Taurine is one of the most abundant amino acids in the body. It's found in the central nervous system, skeletal muscle and is very concentrated in the brain and heart. Vegetarians with an unbalanced protein intake, and therefore deficient in methionine or cysteine may have difficulty manufacturing Taurine.

Taurine functions in electrically active tissues such as the brain and heart to help stabilise cell membranes. Taurine seems to inhibit and modulate neurotransmitters in the brain and helps to stabilise cell membranes. It also has functions in the gallbladder, eyes, and blood vessels and appears to have some antioxidant and detoxifying activity. Taurine aids the movement of potassium, sodium, calcium, and magnesium in and out of cells and thus helps generate nerve impulses. Zinc seems to support this effect of Taurine. There have been reports on the benefits of Taurine supplementation for epileptics. It has also been found to control motor tics, such as uncontrollable facial twitches.

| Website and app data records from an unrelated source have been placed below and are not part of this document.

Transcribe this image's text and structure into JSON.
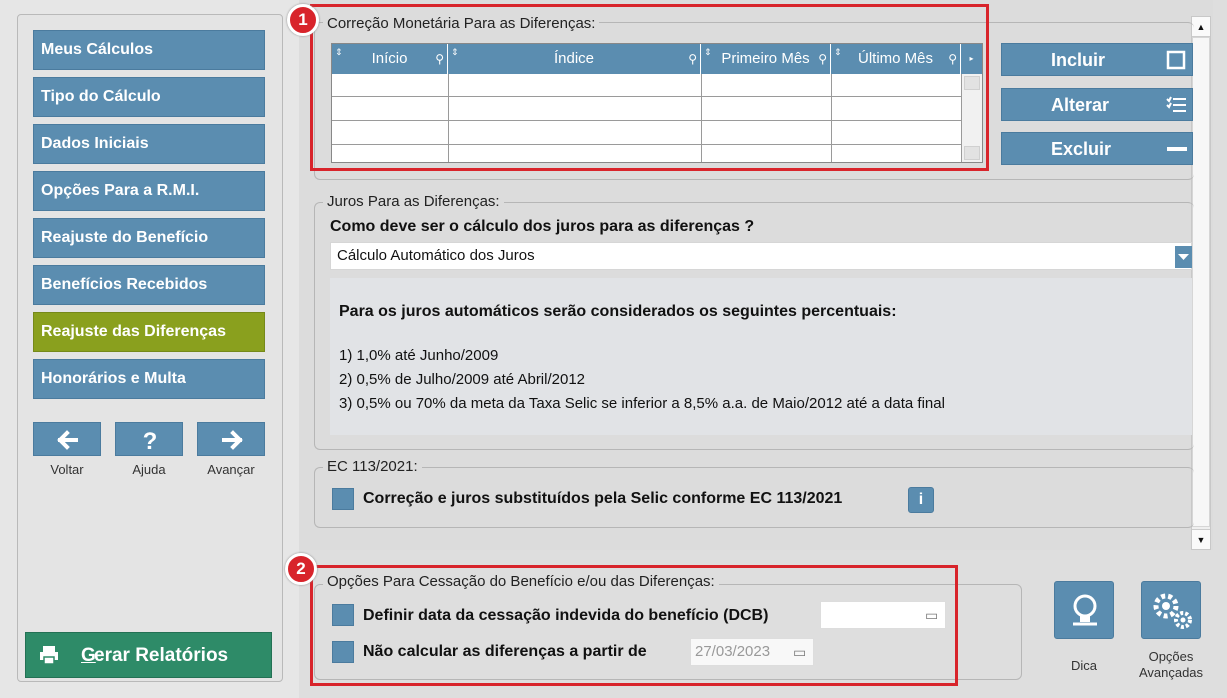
{
  "nav": {
    "items": [
      {
        "label": "Meus Cálculos"
      },
      {
        "label": "Tipo do Cálculo"
      },
      {
        "label": "Dados Iniciais"
      },
      {
        "label": "Opções Para a R.M.I."
      },
      {
        "label": "Reajuste do Benefício"
      },
      {
        "label": "Benefícios Recebidos"
      },
      {
        "label": "Reajuste das Diferenças"
      },
      {
        "label": "Honorários e Multa"
      }
    ],
    "active_index": 6,
    "voltar": "Voltar",
    "ajuda": "Ajuda",
    "avancar": "Avançar",
    "gerar_prefix": "G",
    "gerar_rest": "erar Relatórios"
  },
  "correcao": {
    "title": "Correção Monetária Para as Diferenças:",
    "columns": [
      "Início",
      "Índice",
      "Primeiro Mês",
      "Último Mês"
    ],
    "rows": []
  },
  "side_buttons": {
    "incluir": "Incluir",
    "alterar": "Alterar",
    "excluir": "Excluir"
  },
  "juros": {
    "title": "Juros Para as Diferenças:",
    "question": "Como deve ser o cálculo dos juros para as diferenças ?",
    "selected": "Cálculo Automático dos Juros",
    "info_heading": "Para os juros automáticos serão considerados os seguintes percentuais:",
    "info_lines": [
      "1) 1,0% até Junho/2009",
      "2) 0,5% de Julho/2009 até Abril/2012",
      "3) 0,5% ou 70% da meta da Taxa Selic se inferior a 8,5% a.a. de Maio/2012 até a data final"
    ]
  },
  "ec": {
    "title": "EC 113/2021:",
    "checkbox_label": "Correção e juros substituídos pela Selic conforme EC 113/2021",
    "checked": false,
    "info_icon": "i"
  },
  "cessacao": {
    "title": "Opções Para Cessação do Benefício e/ou das Diferenças:",
    "dcb_label": "Definir data da cessação indevida do benefício (DCB)",
    "dcb_value": "",
    "nao_calcular_label": "Não calcular as diferenças a partir de",
    "nao_calcular_value": "27/03/2023"
  },
  "badges": {
    "one": "1",
    "two": "2"
  },
  "tiles": {
    "dica": "Dica",
    "opcoes_1": "Opções",
    "opcoes_2": "Avançadas"
  },
  "colors": {
    "nav_blue": "#5b8db0",
    "nav_active": "#8aa01e",
    "gerar_green": "#2e8b68",
    "highlight_red": "#d8242b"
  }
}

Taurines' effectiveness in epilepsy has been limited by its poor diffusion across the blood-brain barrier.

In Japan, Taurine therapy is used in the treatment of ischemic heart disease. Low Taurine and magnesium levels have been found in patients after heart attacks. Like magnesium, Taurine affects cell membrane electrical excitability by normalising potassium flow in and out of heart muscle cells. Supplements decrease the tendency to develop potentially lethal abnormal heart arrythmias after heart attacks. People with congestive heart failure have also responded to supplementation with improved cardiac and respiratory function.

Taurine is necessary for the chemical reactions that produce normal vision, and deficiencies are associated with retinal degeneration. Besides protecting the retina, Taurine may help prevent and possibly reverse age-related cataracts. Low levels of Taurine and other sulphur containing amino acids are associated with high blood pressure, and Taurine supplements have been shown to lower blood pressure in some studies.

Taurine has been related to an increase in the metabolism of fats. Most drinks containing Taurine are high in sugar and unsuitable for dieters, however a range of "diet" sugar-free drinks have hit the market which contain the same levels of Taurine. Recent UK tests have shown that these drinks, combined with a structured diet (such as Weight Watchers™), can help the dieting process. The results have helped make Vodka and Diet Red Bull the alcoholic choice of dieters.